◆ **Task instructions**:
Across the whole listing, copy out every line that includes the string "ubuntu".

◆ **Records supplied**:
────────────────────

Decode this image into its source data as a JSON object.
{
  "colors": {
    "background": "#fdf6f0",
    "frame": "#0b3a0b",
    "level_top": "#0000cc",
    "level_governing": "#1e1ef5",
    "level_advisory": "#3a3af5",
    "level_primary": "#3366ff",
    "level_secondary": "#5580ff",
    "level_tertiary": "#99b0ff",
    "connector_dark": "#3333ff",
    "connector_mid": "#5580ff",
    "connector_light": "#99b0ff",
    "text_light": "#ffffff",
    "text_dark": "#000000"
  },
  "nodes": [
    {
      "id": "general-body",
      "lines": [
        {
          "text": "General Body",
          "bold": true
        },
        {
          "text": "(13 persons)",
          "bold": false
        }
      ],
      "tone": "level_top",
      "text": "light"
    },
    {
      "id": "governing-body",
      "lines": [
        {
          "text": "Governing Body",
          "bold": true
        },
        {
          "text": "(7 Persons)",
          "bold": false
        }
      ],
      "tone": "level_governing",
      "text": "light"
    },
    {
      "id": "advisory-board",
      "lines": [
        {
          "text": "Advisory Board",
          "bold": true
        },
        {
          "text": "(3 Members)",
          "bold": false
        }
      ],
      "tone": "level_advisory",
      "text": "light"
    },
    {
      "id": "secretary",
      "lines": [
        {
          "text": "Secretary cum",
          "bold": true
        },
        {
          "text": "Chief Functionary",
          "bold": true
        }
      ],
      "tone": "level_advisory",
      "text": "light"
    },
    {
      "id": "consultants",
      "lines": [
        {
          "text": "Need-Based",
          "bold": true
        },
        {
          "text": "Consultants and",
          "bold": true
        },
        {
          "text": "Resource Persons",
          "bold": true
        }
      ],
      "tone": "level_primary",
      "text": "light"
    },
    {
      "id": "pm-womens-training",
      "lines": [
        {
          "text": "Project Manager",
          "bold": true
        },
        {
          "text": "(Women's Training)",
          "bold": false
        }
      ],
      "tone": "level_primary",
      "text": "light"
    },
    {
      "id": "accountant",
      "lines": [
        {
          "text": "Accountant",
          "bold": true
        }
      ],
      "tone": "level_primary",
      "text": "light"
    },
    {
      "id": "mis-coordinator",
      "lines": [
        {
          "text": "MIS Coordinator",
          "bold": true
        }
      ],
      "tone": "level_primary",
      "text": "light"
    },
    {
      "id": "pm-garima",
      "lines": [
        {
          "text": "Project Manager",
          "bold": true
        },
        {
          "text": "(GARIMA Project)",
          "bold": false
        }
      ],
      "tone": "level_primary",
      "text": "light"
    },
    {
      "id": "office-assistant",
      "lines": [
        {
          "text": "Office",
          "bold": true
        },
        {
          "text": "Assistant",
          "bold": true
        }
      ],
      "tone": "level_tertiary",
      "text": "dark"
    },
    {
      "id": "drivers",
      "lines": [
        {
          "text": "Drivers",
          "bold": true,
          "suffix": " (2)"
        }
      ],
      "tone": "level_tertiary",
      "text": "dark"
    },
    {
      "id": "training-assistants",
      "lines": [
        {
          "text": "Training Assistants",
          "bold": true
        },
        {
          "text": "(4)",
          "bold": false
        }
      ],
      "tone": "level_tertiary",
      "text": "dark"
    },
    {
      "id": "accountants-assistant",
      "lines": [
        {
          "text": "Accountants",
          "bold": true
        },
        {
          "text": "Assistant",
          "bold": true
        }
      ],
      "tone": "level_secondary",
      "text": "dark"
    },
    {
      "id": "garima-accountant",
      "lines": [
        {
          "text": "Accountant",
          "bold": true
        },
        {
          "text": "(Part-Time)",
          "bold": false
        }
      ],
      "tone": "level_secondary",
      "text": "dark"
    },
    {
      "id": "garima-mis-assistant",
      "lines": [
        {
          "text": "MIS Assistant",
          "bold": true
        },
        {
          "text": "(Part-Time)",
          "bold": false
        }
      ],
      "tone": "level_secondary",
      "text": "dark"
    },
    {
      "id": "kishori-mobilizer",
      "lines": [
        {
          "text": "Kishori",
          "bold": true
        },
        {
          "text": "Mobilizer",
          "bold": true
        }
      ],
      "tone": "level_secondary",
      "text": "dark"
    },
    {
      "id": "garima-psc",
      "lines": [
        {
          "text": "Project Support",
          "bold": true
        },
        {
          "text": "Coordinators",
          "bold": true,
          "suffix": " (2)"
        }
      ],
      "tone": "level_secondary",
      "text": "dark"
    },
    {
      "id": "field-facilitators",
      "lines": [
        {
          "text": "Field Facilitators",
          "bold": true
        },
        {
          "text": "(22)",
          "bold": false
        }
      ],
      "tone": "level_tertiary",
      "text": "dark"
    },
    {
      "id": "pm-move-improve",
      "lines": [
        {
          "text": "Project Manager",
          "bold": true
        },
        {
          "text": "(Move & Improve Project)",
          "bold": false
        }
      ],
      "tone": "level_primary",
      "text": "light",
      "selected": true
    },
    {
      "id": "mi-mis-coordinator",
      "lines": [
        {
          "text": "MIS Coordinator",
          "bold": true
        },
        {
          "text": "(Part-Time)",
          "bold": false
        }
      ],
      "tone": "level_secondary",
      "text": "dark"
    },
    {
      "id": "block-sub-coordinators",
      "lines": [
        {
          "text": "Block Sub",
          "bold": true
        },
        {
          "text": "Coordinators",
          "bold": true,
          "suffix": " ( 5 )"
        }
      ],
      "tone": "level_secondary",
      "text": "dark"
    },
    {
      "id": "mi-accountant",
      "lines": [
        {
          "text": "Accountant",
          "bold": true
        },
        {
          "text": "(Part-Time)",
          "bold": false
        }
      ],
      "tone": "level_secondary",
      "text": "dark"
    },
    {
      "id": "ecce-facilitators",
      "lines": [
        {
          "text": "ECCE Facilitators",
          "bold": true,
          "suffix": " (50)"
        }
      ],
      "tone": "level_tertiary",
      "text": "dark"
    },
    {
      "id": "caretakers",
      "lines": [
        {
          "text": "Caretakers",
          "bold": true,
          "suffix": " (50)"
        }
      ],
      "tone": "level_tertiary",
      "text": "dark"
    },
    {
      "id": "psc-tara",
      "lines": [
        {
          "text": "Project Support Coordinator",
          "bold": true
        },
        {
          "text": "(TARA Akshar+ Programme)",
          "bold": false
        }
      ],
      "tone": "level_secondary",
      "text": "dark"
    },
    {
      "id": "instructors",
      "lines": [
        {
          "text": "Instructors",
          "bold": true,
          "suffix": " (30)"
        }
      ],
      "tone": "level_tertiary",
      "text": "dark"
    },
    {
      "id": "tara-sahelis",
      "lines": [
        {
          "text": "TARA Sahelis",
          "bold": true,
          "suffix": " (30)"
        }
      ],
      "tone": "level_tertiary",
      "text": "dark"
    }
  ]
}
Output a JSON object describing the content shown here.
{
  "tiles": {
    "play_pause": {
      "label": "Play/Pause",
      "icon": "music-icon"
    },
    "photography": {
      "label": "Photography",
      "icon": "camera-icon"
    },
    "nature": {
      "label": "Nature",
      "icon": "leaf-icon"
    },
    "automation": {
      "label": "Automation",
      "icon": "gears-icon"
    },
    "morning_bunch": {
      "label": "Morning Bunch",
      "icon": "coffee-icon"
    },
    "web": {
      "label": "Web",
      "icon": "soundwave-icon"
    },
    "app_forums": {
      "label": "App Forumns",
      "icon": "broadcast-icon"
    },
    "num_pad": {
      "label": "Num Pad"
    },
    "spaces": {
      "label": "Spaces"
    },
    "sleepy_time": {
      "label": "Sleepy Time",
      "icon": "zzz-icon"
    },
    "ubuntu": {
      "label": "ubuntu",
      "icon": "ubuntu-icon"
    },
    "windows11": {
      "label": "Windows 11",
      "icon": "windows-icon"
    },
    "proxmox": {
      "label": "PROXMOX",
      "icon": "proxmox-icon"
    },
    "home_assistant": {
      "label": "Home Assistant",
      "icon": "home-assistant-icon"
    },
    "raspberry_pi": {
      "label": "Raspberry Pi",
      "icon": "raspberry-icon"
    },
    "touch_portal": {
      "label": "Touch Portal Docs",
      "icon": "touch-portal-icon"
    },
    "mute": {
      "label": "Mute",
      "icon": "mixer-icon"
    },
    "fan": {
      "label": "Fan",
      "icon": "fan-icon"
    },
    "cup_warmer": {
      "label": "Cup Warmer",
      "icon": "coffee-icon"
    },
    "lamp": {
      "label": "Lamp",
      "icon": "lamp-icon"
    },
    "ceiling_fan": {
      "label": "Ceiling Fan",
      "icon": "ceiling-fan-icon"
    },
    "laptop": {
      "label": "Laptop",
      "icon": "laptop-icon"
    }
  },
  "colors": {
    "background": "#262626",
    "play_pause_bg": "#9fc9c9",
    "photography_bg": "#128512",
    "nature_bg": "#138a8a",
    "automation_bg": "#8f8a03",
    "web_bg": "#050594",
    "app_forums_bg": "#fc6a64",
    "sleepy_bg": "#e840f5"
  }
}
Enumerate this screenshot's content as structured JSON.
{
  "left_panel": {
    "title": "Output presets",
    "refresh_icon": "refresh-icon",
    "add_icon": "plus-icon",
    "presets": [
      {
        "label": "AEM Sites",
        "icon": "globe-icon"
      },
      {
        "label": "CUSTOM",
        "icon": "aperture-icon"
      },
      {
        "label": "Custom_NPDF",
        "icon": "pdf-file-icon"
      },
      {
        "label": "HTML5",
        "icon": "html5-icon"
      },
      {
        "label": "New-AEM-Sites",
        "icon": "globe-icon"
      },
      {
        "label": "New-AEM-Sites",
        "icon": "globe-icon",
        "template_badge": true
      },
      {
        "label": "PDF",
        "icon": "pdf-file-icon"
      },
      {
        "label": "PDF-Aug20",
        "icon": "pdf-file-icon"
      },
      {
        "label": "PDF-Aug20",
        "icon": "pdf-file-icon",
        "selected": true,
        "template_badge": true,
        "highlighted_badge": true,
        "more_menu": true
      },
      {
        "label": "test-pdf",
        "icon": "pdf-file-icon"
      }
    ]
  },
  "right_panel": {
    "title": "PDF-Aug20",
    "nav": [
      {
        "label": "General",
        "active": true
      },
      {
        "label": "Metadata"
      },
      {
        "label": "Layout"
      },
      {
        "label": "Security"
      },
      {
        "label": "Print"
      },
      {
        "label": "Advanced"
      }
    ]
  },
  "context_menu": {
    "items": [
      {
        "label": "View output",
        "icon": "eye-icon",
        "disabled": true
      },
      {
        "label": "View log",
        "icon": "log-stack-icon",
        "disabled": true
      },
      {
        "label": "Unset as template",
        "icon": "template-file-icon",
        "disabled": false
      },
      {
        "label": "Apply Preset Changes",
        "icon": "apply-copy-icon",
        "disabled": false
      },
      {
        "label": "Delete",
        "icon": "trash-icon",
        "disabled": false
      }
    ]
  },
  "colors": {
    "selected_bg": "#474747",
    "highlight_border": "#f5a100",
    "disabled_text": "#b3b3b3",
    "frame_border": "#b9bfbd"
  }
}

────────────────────

◆ **Expected output**:
    "ubuntu": {
      "label": "ubuntu",
      "icon": "ubuntu-icon"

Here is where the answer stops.